"If there's a service, you should have to pay for it," Sanders said. "That's the reality of it. It's frustrating not to have input and to be presented a scenario with little or no say on the process."
Officials stressed the outlying feasibility study was in its early stages, with Sanders noting that Loves Park officials have indicated interest in the idea. Loves Park previously paid the county $140,000 annually for dispatch services. Under the consolidation plan, the municipality would be required to pay $355,399.
The effort picked up steam this year as the sheriff's office accounts for $4.3 million in cuts passed in the county's balanced 2018 budget.
Dickson said conversations with Sheriff Gary Caruana hadn't swayed the top county law enforcement officer's decision to consolidate.
"We're in the dark throughout the process, Dickson said. "There are a lot of unanswered questions."
No specific timeline was mentioned in the letter sent to municipalities, with Bergsten's letter noting the transition would occur in "early 2018," according to the document.
The consolidation effort will require multiple intergovernmental agreements, alongside modifications with the Illinois Commerce Commission related to the county's 911 plan, Sanders said.
As part of the plan, Boone County 911 dispatch would become Rockford's back up.
The early notice given by Rockford comes a bit late for South Beloit, with the municipality approving its overall budget Monday without accounting for the impending dispatch consolidation charge.
"We will make it a priority to pay whatever the agreed upon fee would be," Hoey said.
Rockton's fiscal year ends June 1, with no plan being announced to cover the anticipated cost. Dickson speculated the new charge could result in the department laying off staff.
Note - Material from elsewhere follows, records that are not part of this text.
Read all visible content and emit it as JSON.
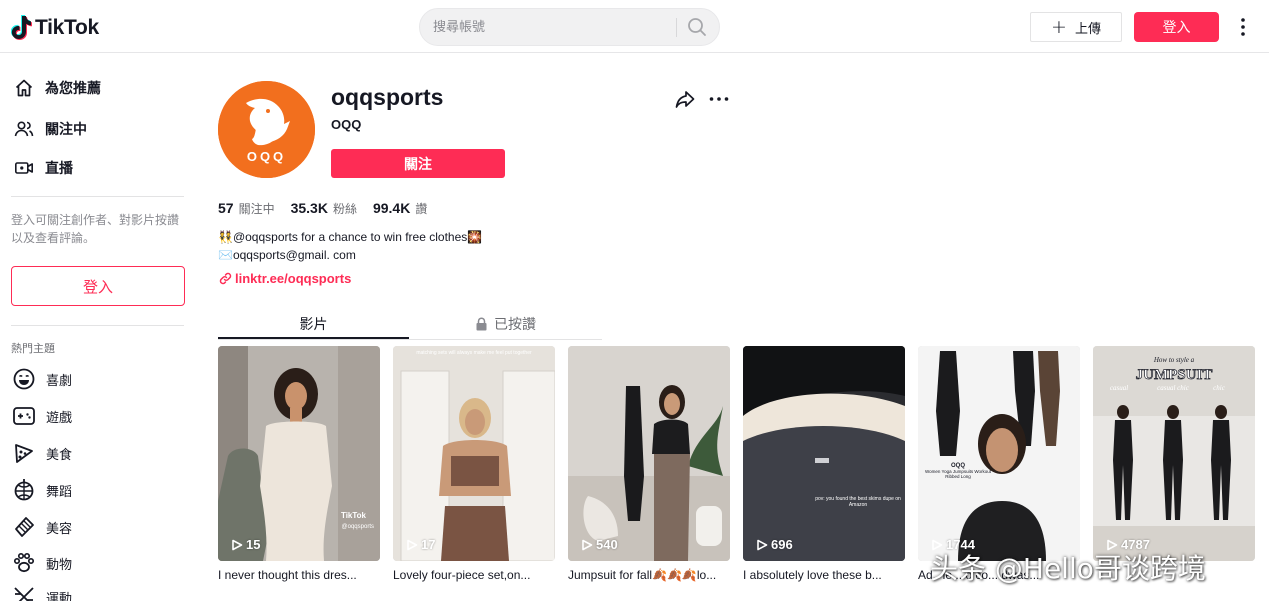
{
  "header": {
    "logo_text": "TikTok",
    "search_placeholder": "搜尋帳號",
    "upload_label": "上傳",
    "login_label": "登入"
  },
  "sidebar": {
    "nav": [
      {
        "label": "為您推薦",
        "icon": "home-icon"
      },
      {
        "label": "關注中",
        "icon": "following-icon"
      },
      {
        "label": "直播",
        "icon": "live-icon"
      }
    ],
    "hint": "登入可關注創作者、對影片按讚以及查看評論。",
    "login_label": "登入",
    "topics_title": "熱門主題",
    "topics": [
      {
        "label": "喜劇",
        "icon": "comedy-icon"
      },
      {
        "label": "遊戲",
        "icon": "gaming-icon"
      },
      {
        "label": "美食",
        "icon": "food-icon"
      },
      {
        "label": "舞蹈",
        "icon": "dance-icon"
      },
      {
        "label": "美容",
        "icon": "beauty-icon"
      },
      {
        "label": "動物",
        "icon": "animals-icon"
      },
      {
        "label": "運動",
        "icon": "sports-icon"
      }
    ]
  },
  "profile": {
    "username": "oqqsports",
    "nickname": "OQQ",
    "follow_label": "關注",
    "avatar_text": "OQQ",
    "stats": [
      {
        "value": "57",
        "label": "關注中"
      },
      {
        "value": "35.3K",
        "label": "粉絲"
      },
      {
        "value": "99.4K",
        "label": "讚"
      }
    ],
    "bio": [
      "👯@oqqsports for a chance to win free clothes🎇",
      "✉️oqqsports@gmail. com"
    ],
    "link": "linktr.ee/oqqsports"
  },
  "tabs": [
    {
      "label": "影片"
    },
    {
      "label": "已按讚"
    }
  ],
  "videos": [
    {
      "views": "15",
      "caption": "I never thought this dres..."
    },
    {
      "views": "17",
      "caption": "Lovely four-piece set,on..."
    },
    {
      "views": "540",
      "caption": "Jumpsuit for fall🍂🍂🍂lo..."
    },
    {
      "views": "696",
      "caption": "I absolutely love these b..."
    },
    {
      "views": "1744",
      "caption": "Ad.. ie... o co... dwas..."
    },
    {
      "views": "4787",
      "caption": ""
    }
  ],
  "overlay_texts": {
    "v1_tiktok": "TikTok",
    "v1_handle": "@oqqsports",
    "v2_top": "matching sets will always make me feel put together",
    "v4_top": "pov: you found the best skims dupe on Amazon",
    "v5_brand": "OQQ",
    "v5_desc": "Women Yoga Jumpsuits Workout Ribbed Long",
    "v6_top": "How to style a",
    "v6_title": "JUMPSUIT",
    "v6_labels": [
      "casual",
      "casual chic",
      "chic"
    ]
  },
  "watermark": "头条 @Hello哥谈跨境",
  "colors": {
    "brand": "#fe2c55",
    "avatar_bg": "#f26f1e",
    "text": "#161823",
    "muted": "#8a8b91"
  }
}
Roscoe approved its 2018 budget Tuesday, setting aside $100,000 towards the initial cost, Sanders said.